Wednesday, September 20, 2006

Bridling my tongue

I have been trying stop criticizing people. Not only verbally but in my thoughts. I want to practice a love that sees the person beyond the mistakes. There were words to express what I've been feeling about the situation and was came up with nothing. Then, Keith Brenton over at Blog in myOwn Eye gave me the words. I'm going to post the entire thing here because the importance of the words is especially pressing on me. So read this, but also take time and head to his blog and see some of his other posts. It is worth the trip.

Anyone Can Criticize

It's true.

Any idiot like me can have a free blog.
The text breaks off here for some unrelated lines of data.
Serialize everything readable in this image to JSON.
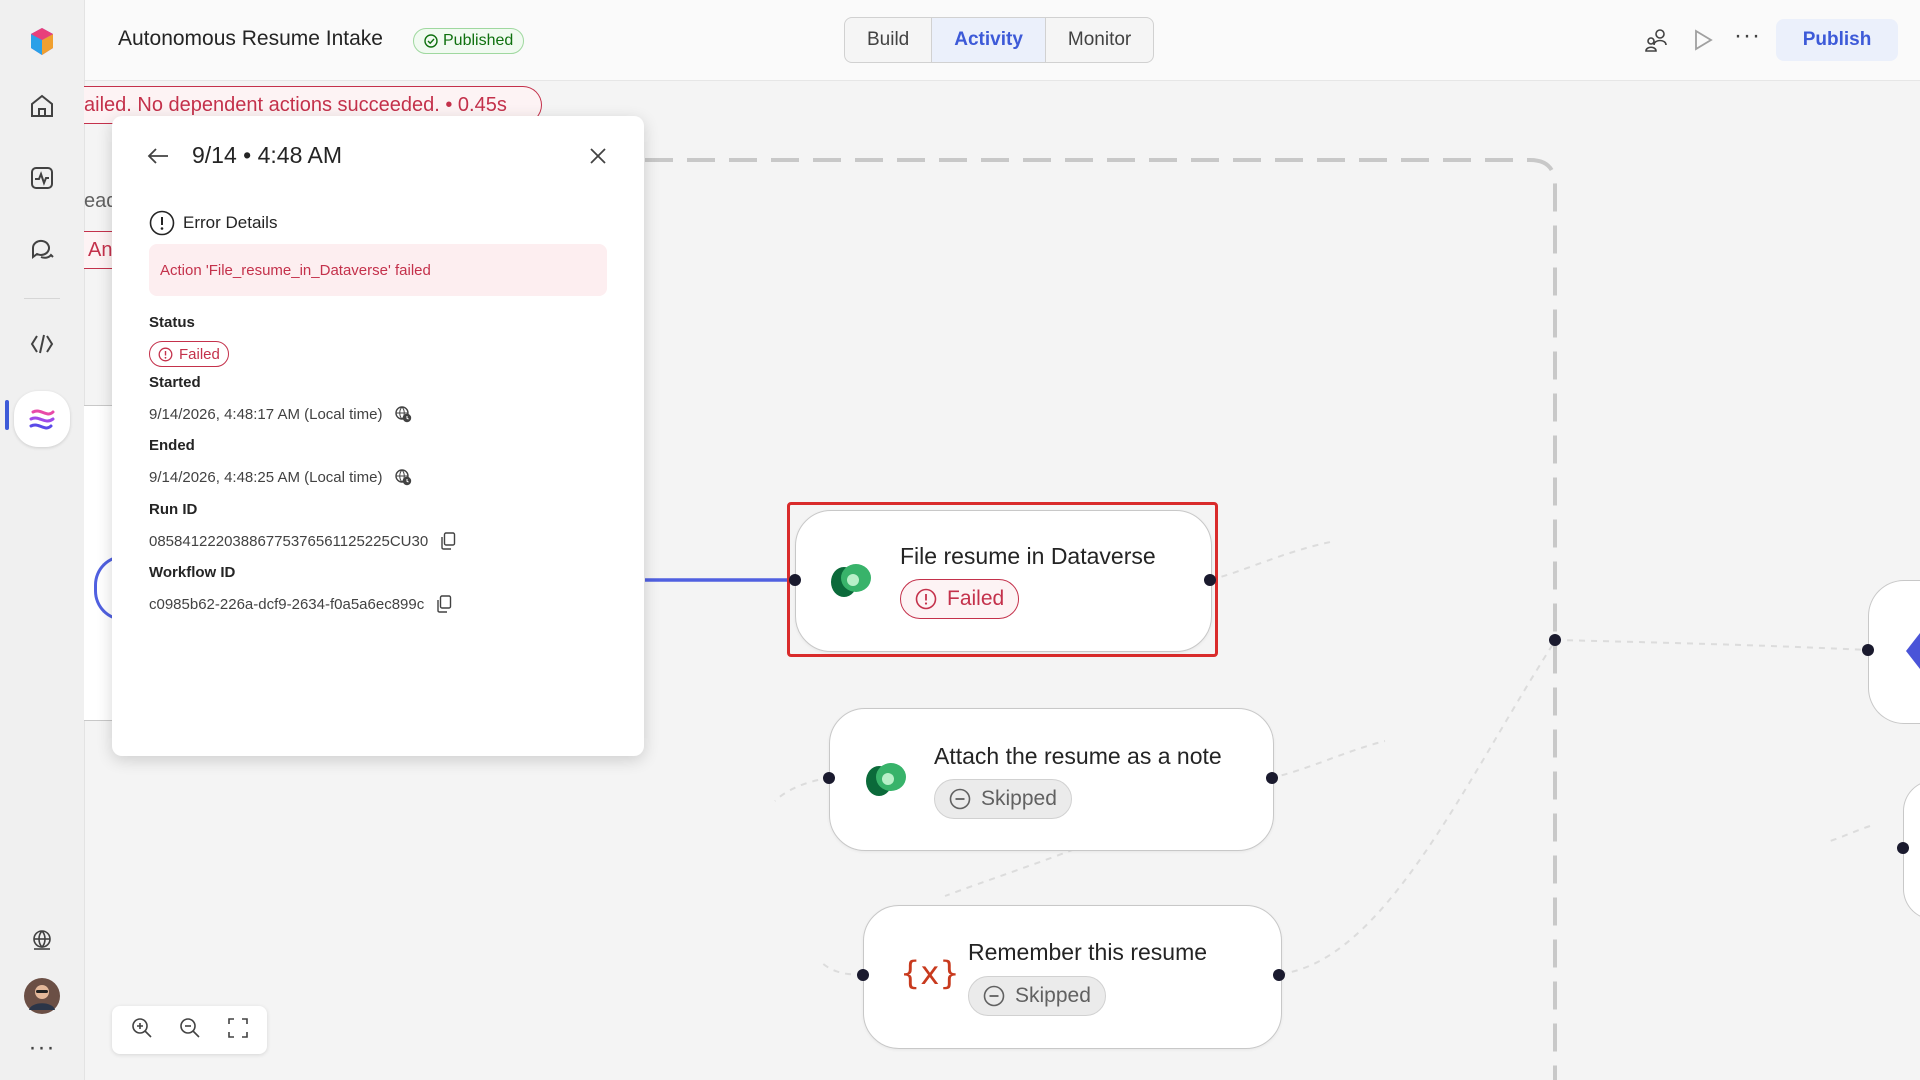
{
  "app": {
    "title": "Autonomous Resume Intake",
    "status_badge": "Published"
  },
  "tabs": [
    {
      "label": "Build",
      "active": false
    },
    {
      "label": "Activity",
      "active": true
    },
    {
      "label": "Monitor",
      "active": false
    }
  ],
  "toolbar": {
    "publish_label": "Publish"
  },
  "banner": {
    "text": "ailed. No dependent actions succeeded. • 0.45s"
  },
  "background_fragments": {
    "text_1": "ead",
    "text_2": "An"
  },
  "panel": {
    "title": "9/14 • 4:48 AM",
    "error_heading": "Error Details",
    "error_message": "Action 'File_resume_in_Dataverse' failed",
    "status_label": "Status",
    "status_value": "Failed",
    "started_label": "Started",
    "started_value": "9/14/2026, 4:48:17 AM (Local time)",
    "ended_label": "Ended",
    "ended_value": "9/14/2026, 4:48:25 AM (Local time)",
    "run_id_label": "Run ID",
    "run_id_value": "08584122203886775376561125225CU30",
    "workflow_id_label": "Workflow ID",
    "workflow_id_value": "c0985b62-226a-dcf9-2634-f0a5a6ec899c"
  },
  "nodes": [
    {
      "title": "File resume in Dataverse",
      "status": "Failed",
      "icon": "dataverse-icon",
      "selected": true
    },
    {
      "title": "Attach the resume as a note",
      "status": "Skipped",
      "icon": "dataverse-icon",
      "selected": false
    },
    {
      "title": "Remember this resume",
      "status": "Skipped",
      "icon": "variable-icon",
      "selected": false
    }
  ],
  "colors": {
    "accent": "#3d5ad8",
    "failed": "#c4314b",
    "published": "#0e700e",
    "selection": "#d92b2b"
  }
}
Any doofus with two lips and a voicebox who can form words, can form them into criticism of others.

You don't have to be smart, credentialed, unbiased, logical or even a critical thinker in order to be able to criticize.

You don't have to be willing to spend hours in research, or to write or create or dream or do. You don't have to take the time and engage another person's soul in the fine art of friendly persuasion.

All you have to do is know what you like, and what you don't.

You don't have to have a reason for it.

And if you have one, it doesn't have to make sense to anyone but you.

If that.

I don't even know quite what has suddenly prompted this moment of outrage in my soul - maybe it's cumulative - because nothing has really happened in my life of late to nudge it on.

If anything, it's probably a sudden realization that I spend too much of myself in criticism.

It costs nothing. Requires nothing. Generally yields nothing.

And, yes, I'm even talking about constructive criticism. Not just the so-called kind that sugar-coats pure bile; I mean even the best-hearted, best-intentioned kind of criticism.

What does criticism add to anything? At the same time, what can it destroy?

As a general rule, the characters in the Bible, in literature, and in life whom I've encountered spending a lot of themselves in criticism are not my heroes. They aren't happy people. And they don't add to the joy of others.

As a general rule.

I don't want to be one of those people.

Criticism is judgment expressed, and it can be helpful or harmful or neither, depending on the recipient(s). But because it is expressed, it's relational - and has power. Criticism is the nitroglycerin of relationships. It can heal hearts. It can explode them.

It is best used in very small quantities by people who are keenly conscious of what they are doing.

I beg your forgiveness if I have been uncritically critical, whether harsh in disapproval or lavish in praise or shruggish in my indifference.

What you create in your life before God and others is among you and Him and them.

It's not that I don't appreciate criticism - especially the thoughtful, caring kind. It's that I don't want to need it. I don't want to feel so compelled to give it.

And I sure-as-judgment don't want to abuse it.

1 comment:

One Sided said...

You know that whole "Walk a mile in the other person's shoes" thing?

Well. . . . I noticed that some people did not take into consideration the uncontrolable influences in my life and their direct negative effect on my actions. A flat tire makes me late, the alarm did not go off, I got so busy I lost track of time, you know what I mean. And I thought "How rude an inconsiderate!"
Then . . . . I caught myself wondering why Joel could not have just alloted a few extra minutes to allow for traffic, or why Jim never seems to have gas money when it is his turn to drive, and it drove me nuts that Cory never calls when he says he will.
And God said to me . . . . "Why should they treat you with any more consideration than you show them?"
To which I replied, "Well at least I try."
So God let me keep the grandkids, and I rediscovered just how long it can take to ge a bunck of little people dressed, fed and out the door (on time). And grandkids are expensive! Not only did we run through my fun money, but the grocery money and gas money! Little did I realize that it would not dawn on the girls to tell me, "Hey Papa there is a message on the phone for you."

I can't wait to see what lesson God has in store for me the next time the kids come to visit.